■ EXERCISE DETAILS ■
Your answer should consist of the lines in the data below that contain "property".

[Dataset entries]
* * *

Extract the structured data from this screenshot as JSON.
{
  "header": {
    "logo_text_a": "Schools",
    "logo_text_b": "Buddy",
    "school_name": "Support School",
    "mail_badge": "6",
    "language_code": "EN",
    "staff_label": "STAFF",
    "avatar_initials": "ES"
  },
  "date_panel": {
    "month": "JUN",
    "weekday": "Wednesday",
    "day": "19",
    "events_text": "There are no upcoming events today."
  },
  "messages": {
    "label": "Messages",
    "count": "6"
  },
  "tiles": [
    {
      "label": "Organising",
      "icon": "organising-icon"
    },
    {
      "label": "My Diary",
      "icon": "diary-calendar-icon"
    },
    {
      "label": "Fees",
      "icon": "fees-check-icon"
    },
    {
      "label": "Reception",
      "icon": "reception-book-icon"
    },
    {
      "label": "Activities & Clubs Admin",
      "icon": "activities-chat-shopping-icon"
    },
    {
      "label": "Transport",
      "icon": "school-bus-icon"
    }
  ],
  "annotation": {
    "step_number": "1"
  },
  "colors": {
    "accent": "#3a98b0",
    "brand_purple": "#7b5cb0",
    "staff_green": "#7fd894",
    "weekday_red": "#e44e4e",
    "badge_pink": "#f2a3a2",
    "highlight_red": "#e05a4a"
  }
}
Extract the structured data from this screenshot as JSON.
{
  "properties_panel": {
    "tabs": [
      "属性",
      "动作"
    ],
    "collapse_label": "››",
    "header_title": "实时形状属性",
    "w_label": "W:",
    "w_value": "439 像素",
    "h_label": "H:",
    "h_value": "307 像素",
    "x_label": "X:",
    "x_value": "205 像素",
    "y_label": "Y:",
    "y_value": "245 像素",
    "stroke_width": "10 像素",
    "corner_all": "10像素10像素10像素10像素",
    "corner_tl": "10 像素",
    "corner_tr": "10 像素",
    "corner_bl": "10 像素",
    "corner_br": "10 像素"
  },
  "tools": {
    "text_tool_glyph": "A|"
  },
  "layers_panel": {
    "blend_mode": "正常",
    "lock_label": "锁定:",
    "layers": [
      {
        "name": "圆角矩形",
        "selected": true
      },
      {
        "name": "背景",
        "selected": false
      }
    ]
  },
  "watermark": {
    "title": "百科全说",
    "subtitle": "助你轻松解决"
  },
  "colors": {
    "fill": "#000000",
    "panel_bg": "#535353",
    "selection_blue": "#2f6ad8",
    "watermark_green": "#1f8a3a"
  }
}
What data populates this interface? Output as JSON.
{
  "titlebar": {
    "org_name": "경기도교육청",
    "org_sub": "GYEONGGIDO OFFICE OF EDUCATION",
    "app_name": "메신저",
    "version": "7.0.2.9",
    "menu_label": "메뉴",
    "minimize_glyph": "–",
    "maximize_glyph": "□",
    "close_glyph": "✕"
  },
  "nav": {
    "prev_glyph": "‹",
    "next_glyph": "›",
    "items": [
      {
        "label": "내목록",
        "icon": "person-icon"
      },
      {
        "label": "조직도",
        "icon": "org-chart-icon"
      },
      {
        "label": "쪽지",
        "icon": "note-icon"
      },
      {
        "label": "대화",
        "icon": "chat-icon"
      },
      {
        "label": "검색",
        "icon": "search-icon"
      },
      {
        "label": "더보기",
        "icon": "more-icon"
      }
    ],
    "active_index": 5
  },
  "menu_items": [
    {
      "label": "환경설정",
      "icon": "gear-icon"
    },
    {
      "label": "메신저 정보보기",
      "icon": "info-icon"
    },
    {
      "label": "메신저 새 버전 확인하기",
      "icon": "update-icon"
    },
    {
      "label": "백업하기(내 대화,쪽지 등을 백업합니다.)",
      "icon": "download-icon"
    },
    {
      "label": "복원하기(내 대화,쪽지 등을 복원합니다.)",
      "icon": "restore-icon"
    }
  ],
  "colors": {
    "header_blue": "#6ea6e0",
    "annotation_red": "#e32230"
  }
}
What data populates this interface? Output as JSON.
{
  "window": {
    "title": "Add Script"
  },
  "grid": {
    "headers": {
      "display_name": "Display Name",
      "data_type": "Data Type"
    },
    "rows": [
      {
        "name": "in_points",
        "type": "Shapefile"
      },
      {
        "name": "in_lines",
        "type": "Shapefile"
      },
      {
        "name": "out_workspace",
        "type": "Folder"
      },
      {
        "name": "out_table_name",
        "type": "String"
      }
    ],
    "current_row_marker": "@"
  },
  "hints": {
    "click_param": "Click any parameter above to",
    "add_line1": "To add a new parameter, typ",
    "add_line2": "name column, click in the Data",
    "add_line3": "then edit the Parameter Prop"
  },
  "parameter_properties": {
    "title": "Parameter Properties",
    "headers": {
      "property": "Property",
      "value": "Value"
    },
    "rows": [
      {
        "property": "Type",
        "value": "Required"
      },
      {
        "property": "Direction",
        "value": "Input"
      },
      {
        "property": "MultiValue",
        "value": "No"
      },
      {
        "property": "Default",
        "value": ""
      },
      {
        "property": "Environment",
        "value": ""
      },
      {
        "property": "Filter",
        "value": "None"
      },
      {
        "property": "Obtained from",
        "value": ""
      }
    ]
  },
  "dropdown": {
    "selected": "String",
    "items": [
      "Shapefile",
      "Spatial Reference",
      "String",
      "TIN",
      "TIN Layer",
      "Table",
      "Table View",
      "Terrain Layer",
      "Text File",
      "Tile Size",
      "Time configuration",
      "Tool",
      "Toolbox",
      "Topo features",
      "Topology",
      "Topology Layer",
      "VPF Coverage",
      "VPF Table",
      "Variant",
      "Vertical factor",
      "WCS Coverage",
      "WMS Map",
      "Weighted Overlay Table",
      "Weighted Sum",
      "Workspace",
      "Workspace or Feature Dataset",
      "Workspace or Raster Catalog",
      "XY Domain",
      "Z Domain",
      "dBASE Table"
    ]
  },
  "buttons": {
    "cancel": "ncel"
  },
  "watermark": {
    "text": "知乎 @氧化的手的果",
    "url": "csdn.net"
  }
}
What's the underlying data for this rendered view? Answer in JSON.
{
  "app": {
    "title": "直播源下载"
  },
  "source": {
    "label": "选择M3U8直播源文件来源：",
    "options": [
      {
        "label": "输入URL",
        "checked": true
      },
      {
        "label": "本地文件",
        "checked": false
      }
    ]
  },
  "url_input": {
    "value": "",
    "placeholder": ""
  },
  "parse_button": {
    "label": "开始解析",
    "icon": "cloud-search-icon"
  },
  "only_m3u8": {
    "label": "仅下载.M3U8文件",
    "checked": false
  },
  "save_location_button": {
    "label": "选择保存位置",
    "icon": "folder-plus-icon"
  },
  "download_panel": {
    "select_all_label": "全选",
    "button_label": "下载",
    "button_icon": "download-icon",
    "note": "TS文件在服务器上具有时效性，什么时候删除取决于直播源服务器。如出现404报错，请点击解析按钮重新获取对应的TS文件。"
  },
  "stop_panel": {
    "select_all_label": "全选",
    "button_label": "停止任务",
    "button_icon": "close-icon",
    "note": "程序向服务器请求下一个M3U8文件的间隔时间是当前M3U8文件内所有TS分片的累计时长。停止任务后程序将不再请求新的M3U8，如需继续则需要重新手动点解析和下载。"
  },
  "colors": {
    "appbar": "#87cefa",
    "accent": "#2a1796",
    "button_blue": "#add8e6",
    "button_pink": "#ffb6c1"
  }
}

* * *

■ FINISHED TASK ■
      "property": "Property",
        "property": "Type",
        "property": "Direction",
        "property": "MultiValue",
        "property": "Default",
        "property": "Environment",
        "property": "Filter",
        "property": "Obtained from",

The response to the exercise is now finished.